● Exercise instructions:
Tally the lines below that contain the word "icon". Only the total should be given.

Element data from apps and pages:
========

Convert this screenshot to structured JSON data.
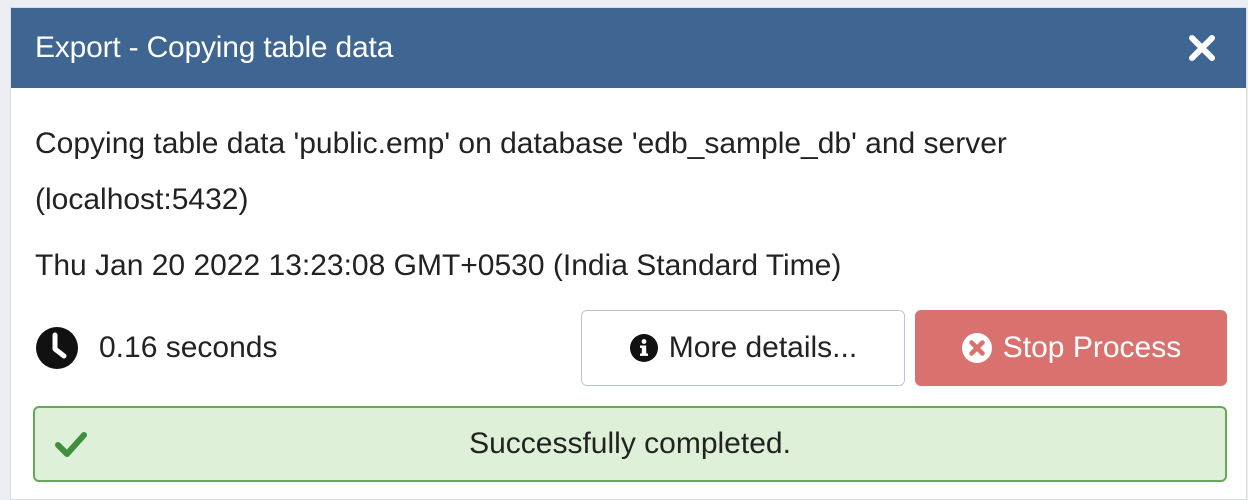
{
  "dialog": {
    "title": "Export - Copying table data",
    "close_icon": "close-icon"
  },
  "body": {
    "message": "Copying table data 'public.emp' on database 'edb_sample_db' and server (localhost:5432)",
    "timestamp": "Thu Jan 20 2022 13:23:08 GMT+0530 (India Standard Time)",
    "duration": "0.16 seconds",
    "duration_icon": "clock-icon"
  },
  "buttons": {
    "details_label": "More details...",
    "details_icon": "info-icon",
    "stop_label": "Stop Process",
    "stop_icon": "times-circle-icon"
  },
  "status": {
    "text": "Successfully completed.",
    "icon": "check-icon"
  },
  "colors": {
    "header": "#3f6593",
    "stop_button": "#d9726f",
    "success_bg": "#dff0d8",
    "success_border": "#67a95a",
    "success_check": "#3e8f3e"
  }
}
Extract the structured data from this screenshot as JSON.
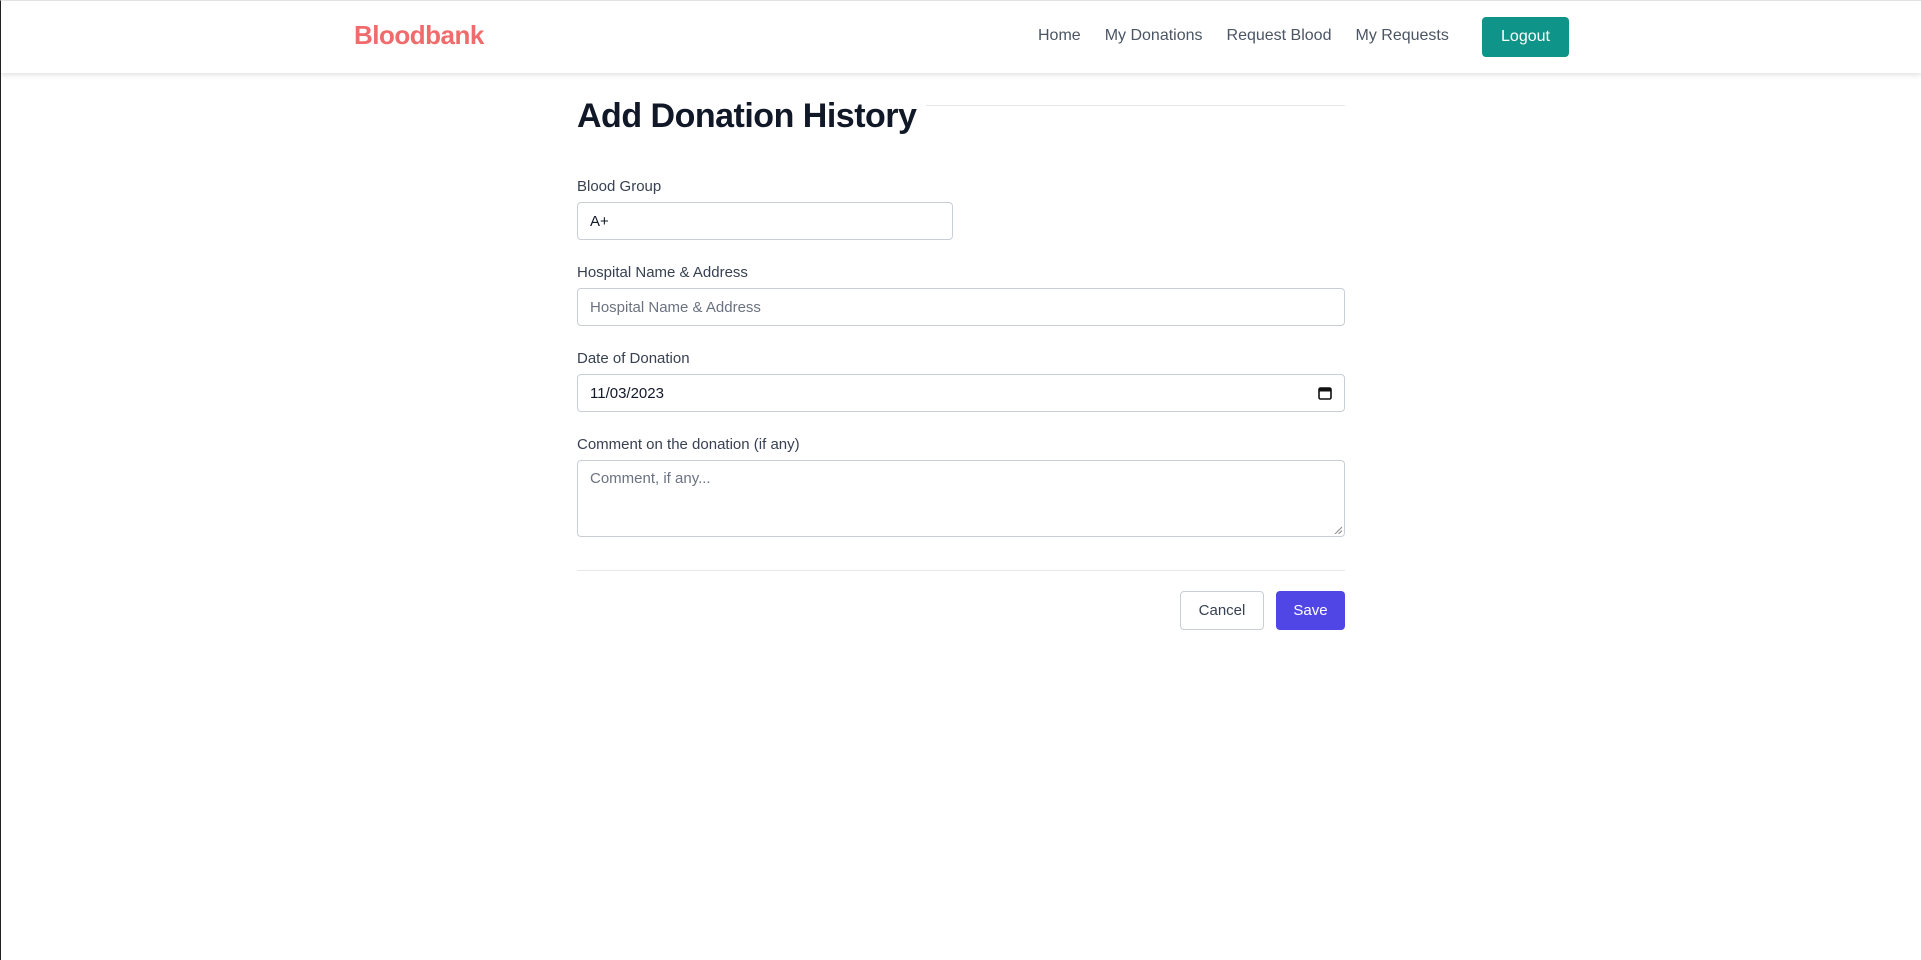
{
  "navbar": {
    "brand": "Bloodbank",
    "links": [
      {
        "label": "Home"
      },
      {
        "label": "My Donations"
      },
      {
        "label": "Request Blood"
      },
      {
        "label": "My Requests"
      }
    ],
    "logout_label": "Logout"
  },
  "form": {
    "title": "Add Donation History",
    "blood_group": {
      "label": "Blood Group",
      "value": "A+"
    },
    "hospital": {
      "label": "Hospital Name & Address",
      "value": "",
      "placeholder": "Hospital Name & Address"
    },
    "date": {
      "label": "Date of Donation",
      "value": "11/03/2023"
    },
    "comment": {
      "label": "Comment on the donation (if any)",
      "value": "",
      "placeholder": "Comment, if any..."
    },
    "cancel_label": "Cancel",
    "save_label": "Save"
  },
  "colors": {
    "brand": "#f06b6b",
    "logout": "#0e9488",
    "save": "#4f46e5"
  }
}
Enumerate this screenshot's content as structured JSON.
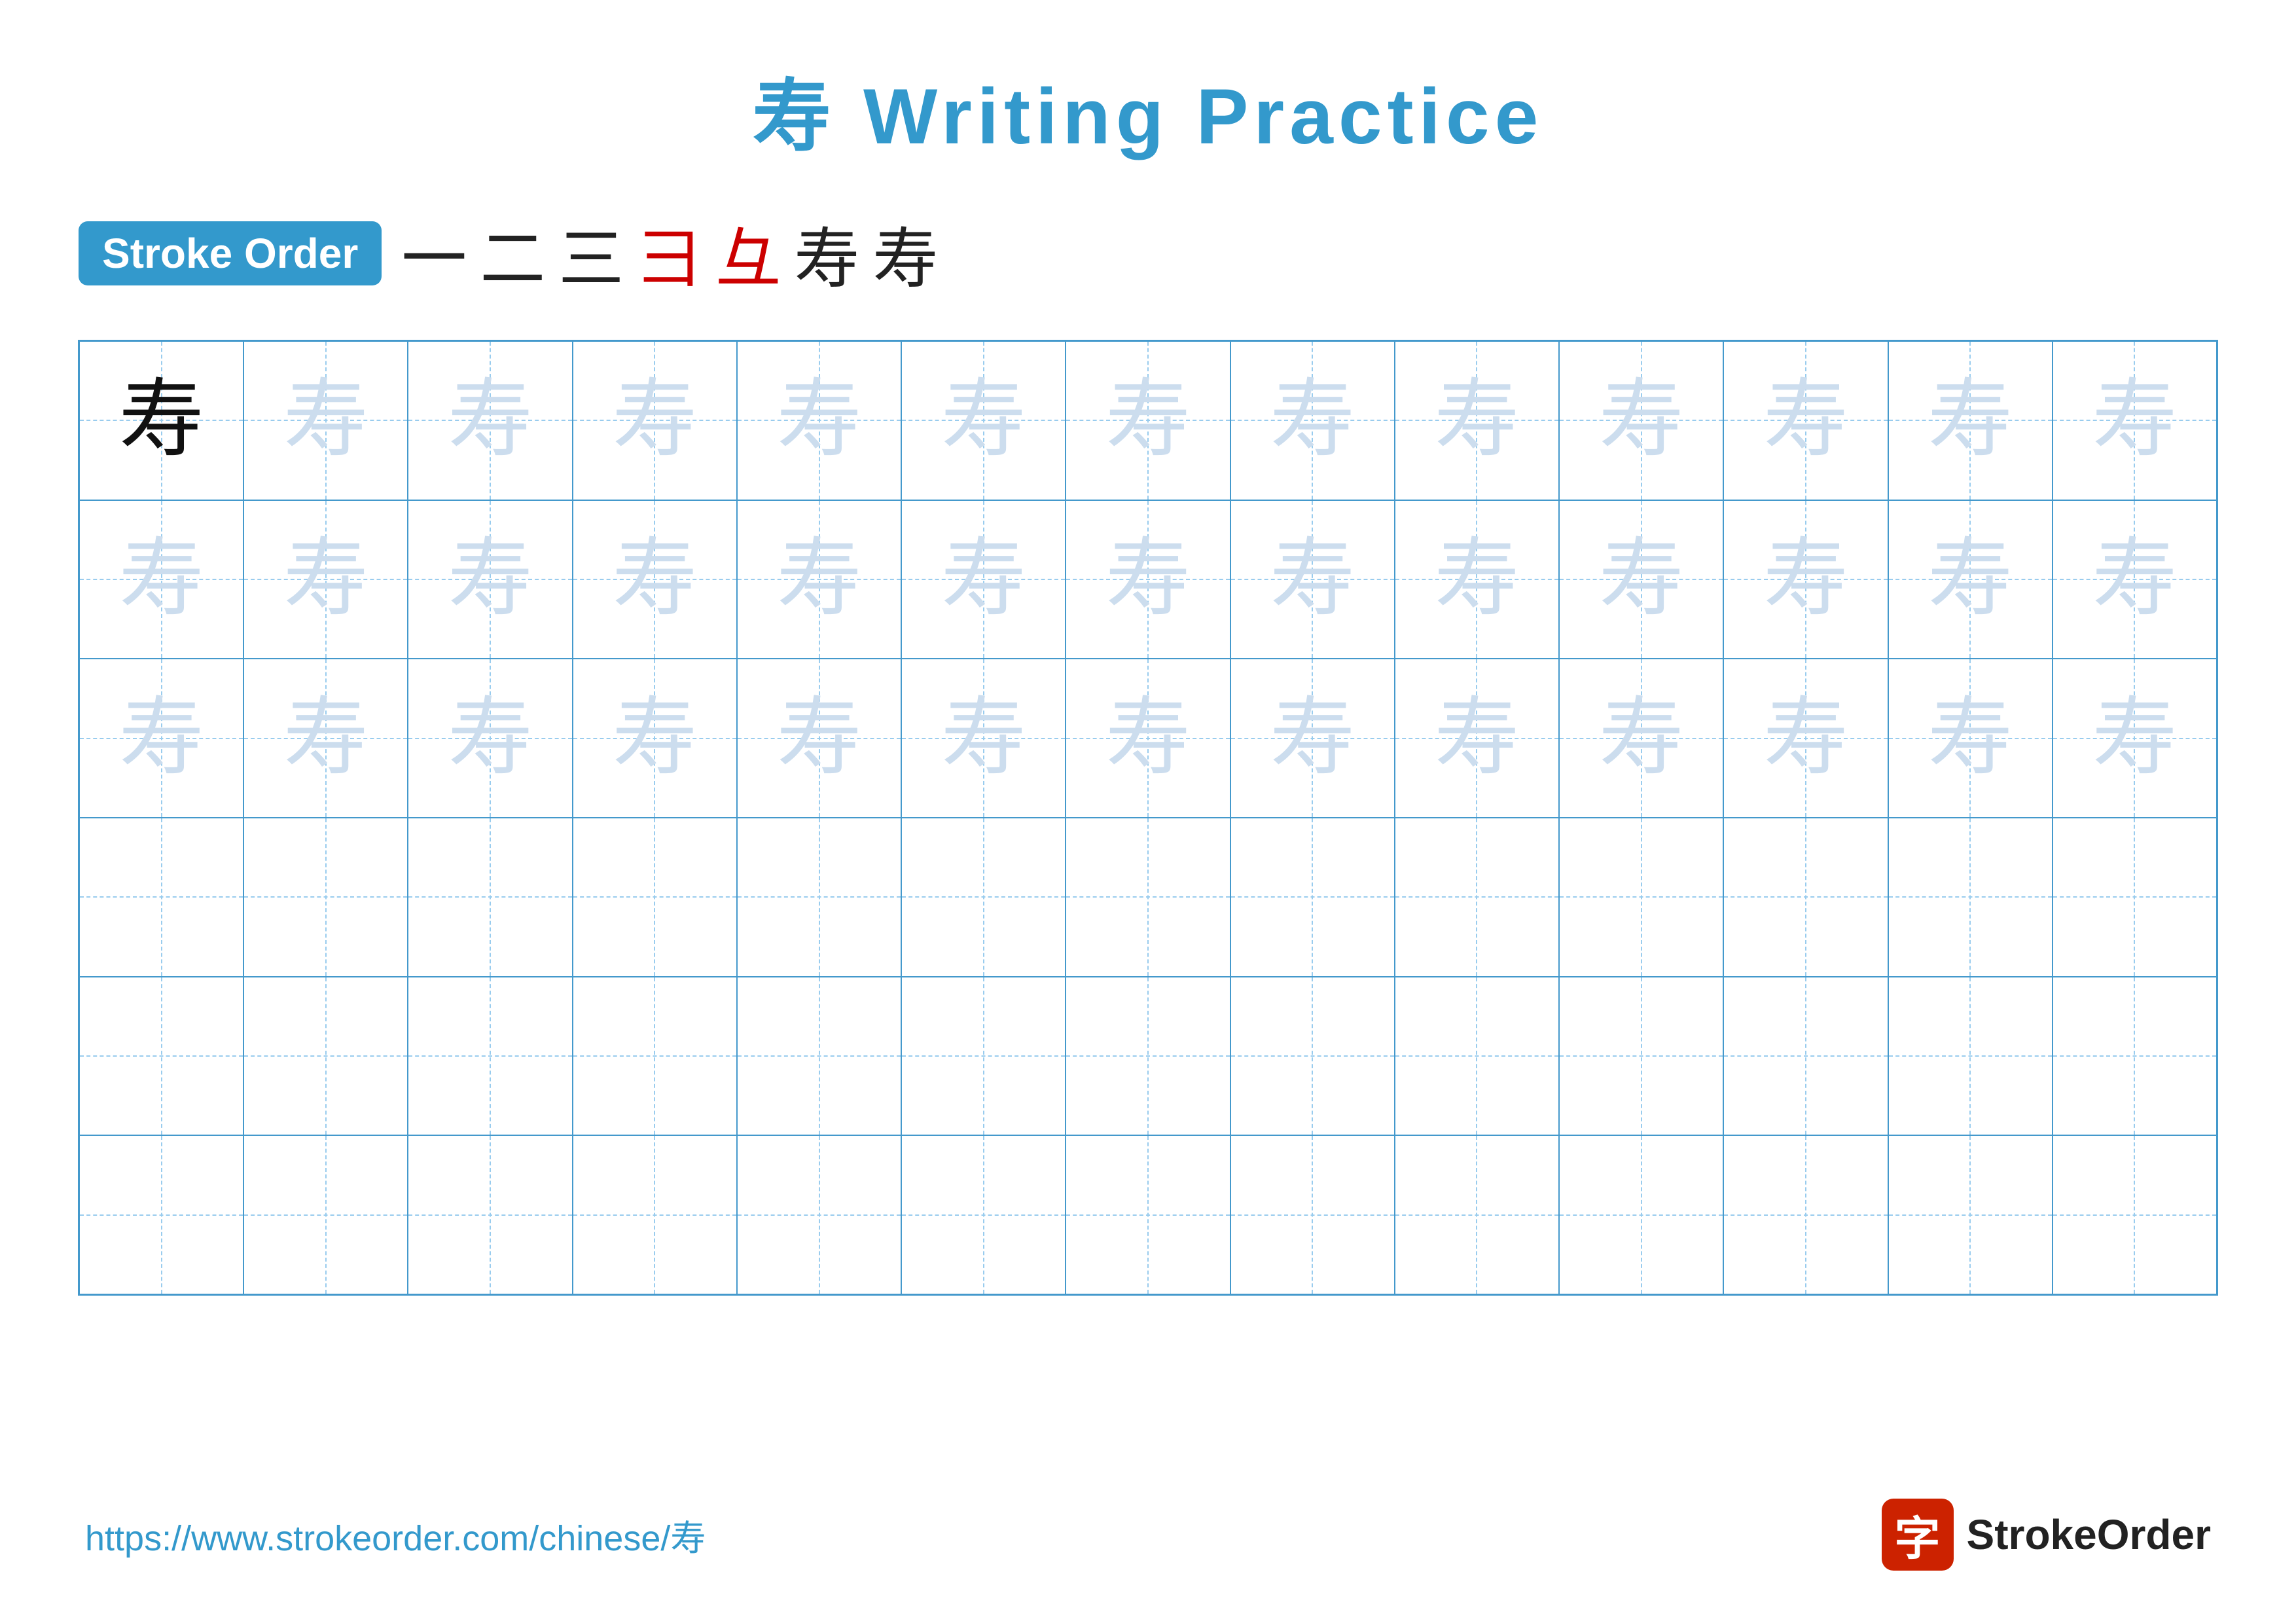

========

● Answer box:
5